In 2011, Deadre Thiel and Germaine Dyer were involved in a motor vehicle accident and sought treatment from Dr. David Wyatt. Dr. Wyatt’s practice is conducted through a medical entity, Orthopedic Care Center of Louisiana (“OCCL”).  OCCL was not a party to the initial lawsuit brought by Mr. Theil and Dyre against State Farm, David Podewell and Banu Gibson. After conducting initial discovery, State Farm became aware of evidence suggesting that Dr. Wyatt may have been improperly influenced by bias and financial motive in treating Mr. Thiel and Mr. Dyer.  It then deposed Dr. Wyatt and determined that OCCL – a non-party to the lawsuit – was the only source of discovery concerning OCCL’s billing processes and any contingency fee relationship with the Womac Law Firm.

State Farm then issued a notice of deposition to OCCL and a subpoena duces tecum (a court order requiring the recipient to appear before court and produce documents or other evidence). In response, OCCL filed a motion to quash (void) the subpoena duces tecum. It also sought to have to have the Trial Court issue a protective order and award sanctions. The Trial Court granted OCCL’s motion to quash and awarded sanctions in favor of OCCL and against State Farm.
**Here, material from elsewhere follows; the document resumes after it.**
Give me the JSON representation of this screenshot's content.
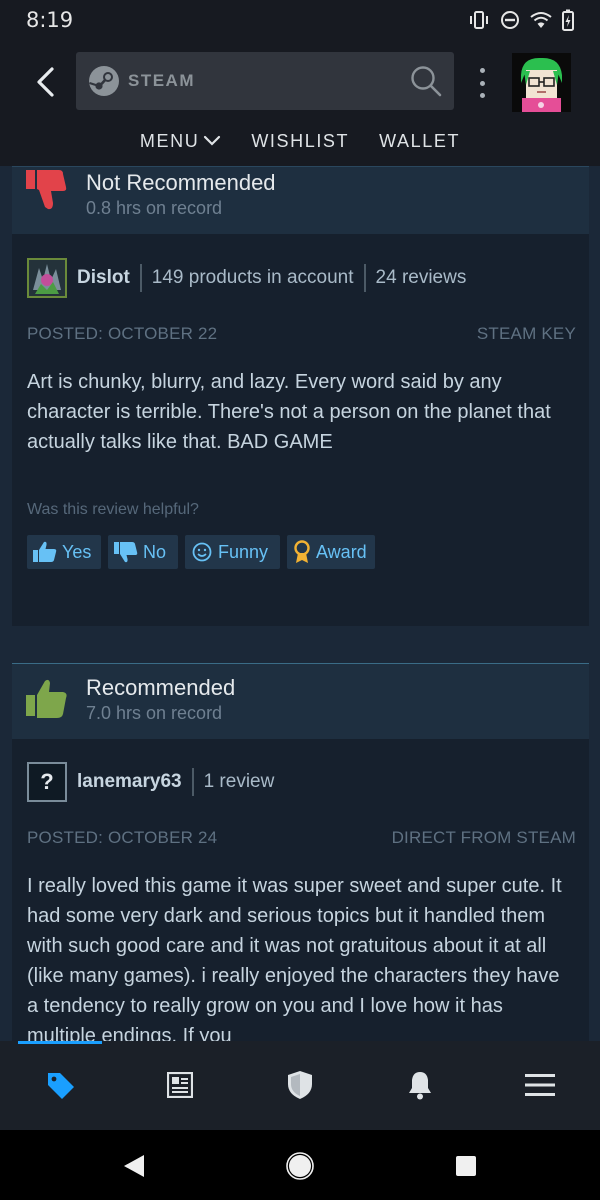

State Farm then filed an application for a supervisory writ, seeking to have to the Court of Appeal reverse the Trial Court’s ruling.